Among the records below, find the lines with the word "gestures" and copy them.

### RECORDS FOR THE TASK:
________________

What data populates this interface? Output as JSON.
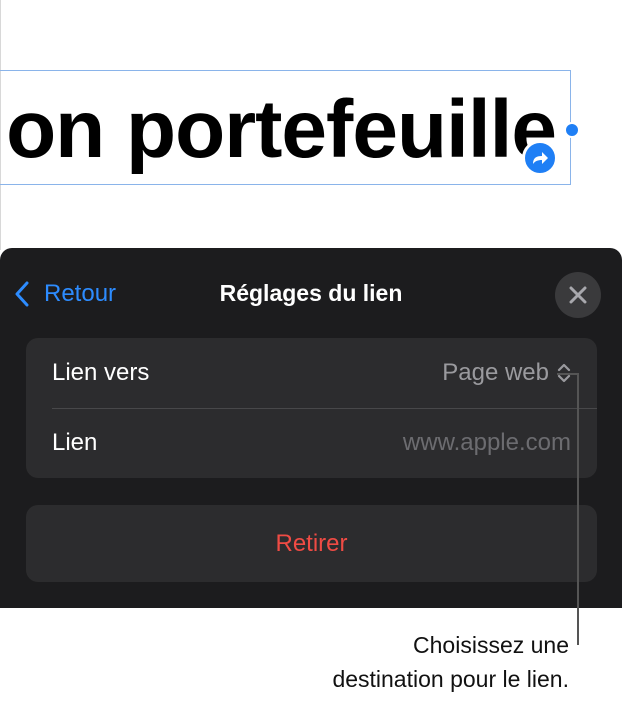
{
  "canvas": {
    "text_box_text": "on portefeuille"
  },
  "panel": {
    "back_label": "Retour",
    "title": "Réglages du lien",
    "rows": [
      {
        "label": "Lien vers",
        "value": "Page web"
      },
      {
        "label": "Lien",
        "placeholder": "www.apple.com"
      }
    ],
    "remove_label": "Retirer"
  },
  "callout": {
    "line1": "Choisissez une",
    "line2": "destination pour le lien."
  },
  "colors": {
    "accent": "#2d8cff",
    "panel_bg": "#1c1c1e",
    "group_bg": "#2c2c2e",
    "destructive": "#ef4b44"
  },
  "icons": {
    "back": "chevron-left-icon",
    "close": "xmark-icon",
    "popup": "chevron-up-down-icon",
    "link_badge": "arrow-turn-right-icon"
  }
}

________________

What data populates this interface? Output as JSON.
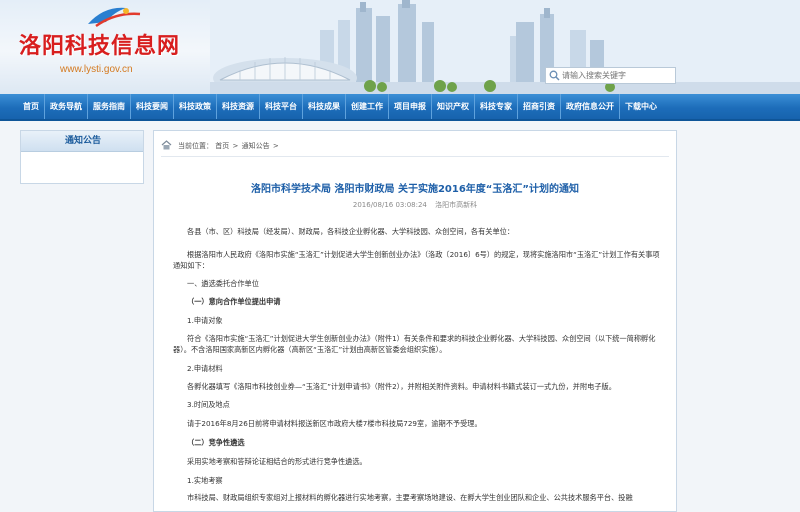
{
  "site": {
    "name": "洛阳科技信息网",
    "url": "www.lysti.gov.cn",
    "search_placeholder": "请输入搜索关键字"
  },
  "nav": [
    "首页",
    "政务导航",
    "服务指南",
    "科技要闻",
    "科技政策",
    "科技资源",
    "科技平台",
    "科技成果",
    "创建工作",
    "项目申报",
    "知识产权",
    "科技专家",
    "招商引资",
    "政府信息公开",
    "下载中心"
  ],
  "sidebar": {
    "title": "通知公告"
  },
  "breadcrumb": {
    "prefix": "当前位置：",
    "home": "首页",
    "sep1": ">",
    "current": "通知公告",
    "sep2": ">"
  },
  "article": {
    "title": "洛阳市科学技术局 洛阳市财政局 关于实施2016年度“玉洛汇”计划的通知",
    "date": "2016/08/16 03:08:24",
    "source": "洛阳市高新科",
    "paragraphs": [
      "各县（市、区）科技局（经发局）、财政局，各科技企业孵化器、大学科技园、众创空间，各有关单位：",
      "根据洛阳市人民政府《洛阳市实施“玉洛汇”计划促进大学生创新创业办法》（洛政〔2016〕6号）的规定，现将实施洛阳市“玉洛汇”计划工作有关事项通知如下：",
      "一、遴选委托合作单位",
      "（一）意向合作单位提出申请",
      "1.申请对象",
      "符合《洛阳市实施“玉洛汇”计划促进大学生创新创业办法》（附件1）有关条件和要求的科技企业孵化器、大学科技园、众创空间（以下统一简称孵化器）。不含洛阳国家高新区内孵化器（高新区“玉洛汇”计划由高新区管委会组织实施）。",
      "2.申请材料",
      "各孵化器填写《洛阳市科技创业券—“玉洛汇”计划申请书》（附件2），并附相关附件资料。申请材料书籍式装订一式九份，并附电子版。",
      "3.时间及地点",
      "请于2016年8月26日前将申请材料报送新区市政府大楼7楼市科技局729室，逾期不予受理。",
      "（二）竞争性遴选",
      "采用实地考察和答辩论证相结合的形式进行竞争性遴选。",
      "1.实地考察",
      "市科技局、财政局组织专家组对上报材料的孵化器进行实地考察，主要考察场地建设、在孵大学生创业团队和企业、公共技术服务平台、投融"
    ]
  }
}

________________

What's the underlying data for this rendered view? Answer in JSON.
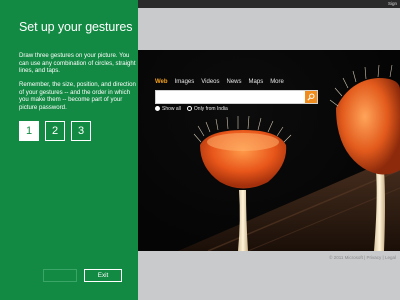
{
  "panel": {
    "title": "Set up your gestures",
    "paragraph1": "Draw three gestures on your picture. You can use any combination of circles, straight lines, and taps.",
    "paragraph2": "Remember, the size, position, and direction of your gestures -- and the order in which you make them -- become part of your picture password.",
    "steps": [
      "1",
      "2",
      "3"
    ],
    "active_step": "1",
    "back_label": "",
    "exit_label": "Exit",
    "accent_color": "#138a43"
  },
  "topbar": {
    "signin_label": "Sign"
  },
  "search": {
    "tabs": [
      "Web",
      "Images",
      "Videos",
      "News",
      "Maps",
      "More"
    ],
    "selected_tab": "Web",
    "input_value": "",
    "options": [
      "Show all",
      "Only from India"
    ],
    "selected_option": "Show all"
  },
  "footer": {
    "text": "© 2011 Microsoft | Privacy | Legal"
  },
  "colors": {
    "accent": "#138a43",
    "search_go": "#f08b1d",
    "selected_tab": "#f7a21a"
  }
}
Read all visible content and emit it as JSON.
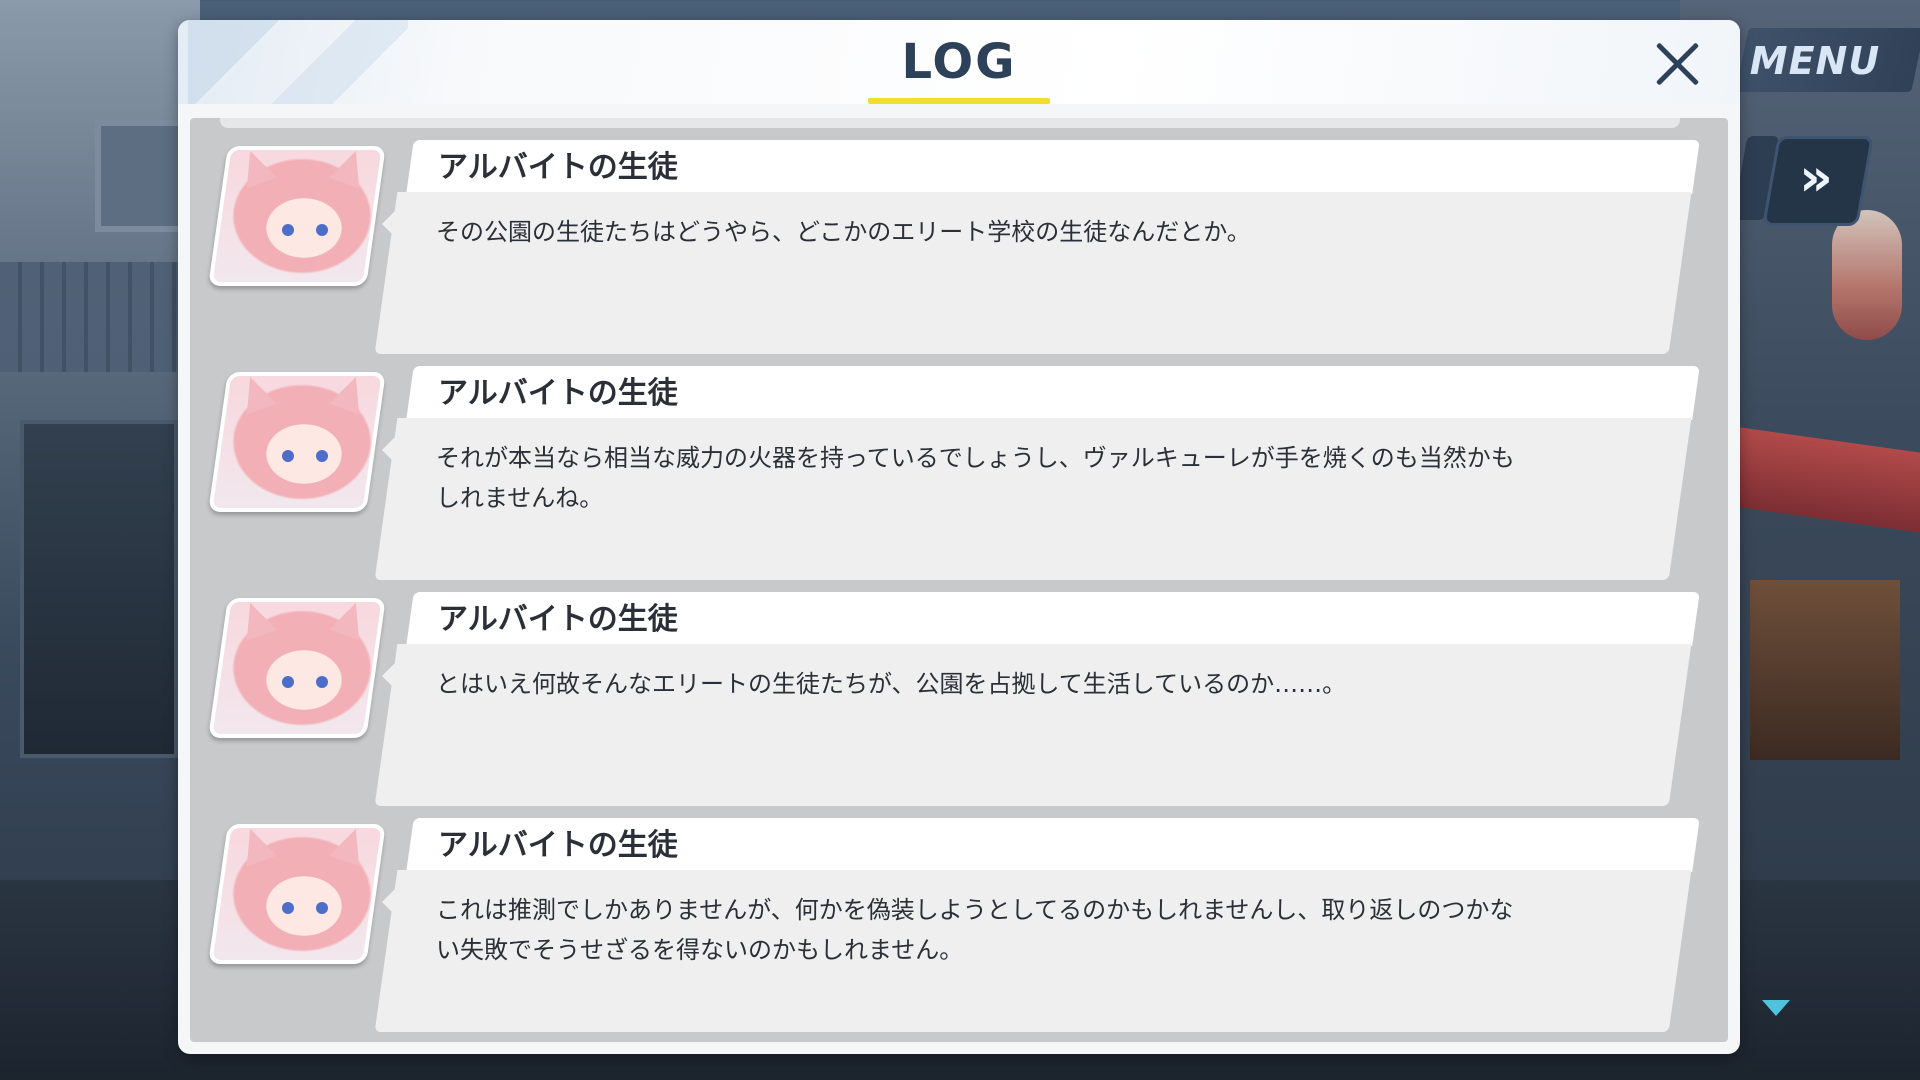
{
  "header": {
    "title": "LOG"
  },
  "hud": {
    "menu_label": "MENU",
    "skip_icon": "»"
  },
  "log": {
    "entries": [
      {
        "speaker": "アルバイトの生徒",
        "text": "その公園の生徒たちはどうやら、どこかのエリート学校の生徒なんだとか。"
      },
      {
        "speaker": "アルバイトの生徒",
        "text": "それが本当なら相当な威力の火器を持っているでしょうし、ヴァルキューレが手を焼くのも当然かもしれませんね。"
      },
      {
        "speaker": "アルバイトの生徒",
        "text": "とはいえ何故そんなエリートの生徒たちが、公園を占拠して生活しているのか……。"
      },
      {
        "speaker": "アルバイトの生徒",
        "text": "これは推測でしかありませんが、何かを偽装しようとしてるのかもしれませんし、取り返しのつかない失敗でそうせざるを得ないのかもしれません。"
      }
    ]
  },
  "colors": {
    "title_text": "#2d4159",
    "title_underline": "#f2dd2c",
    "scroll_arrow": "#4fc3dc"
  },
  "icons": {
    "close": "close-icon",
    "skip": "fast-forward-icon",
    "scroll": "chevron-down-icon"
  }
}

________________

### EXERCISE RESPONSE:
    "title": "Set up your gestures",
    "paragraph1": "Draw three gestures on your picture. You can use any combination of circles, straight lines, and taps.",
    "paragraph2": "Remember, the size, position, and direction of your gestures -- and the order in which you make them -- become part of your picture password.",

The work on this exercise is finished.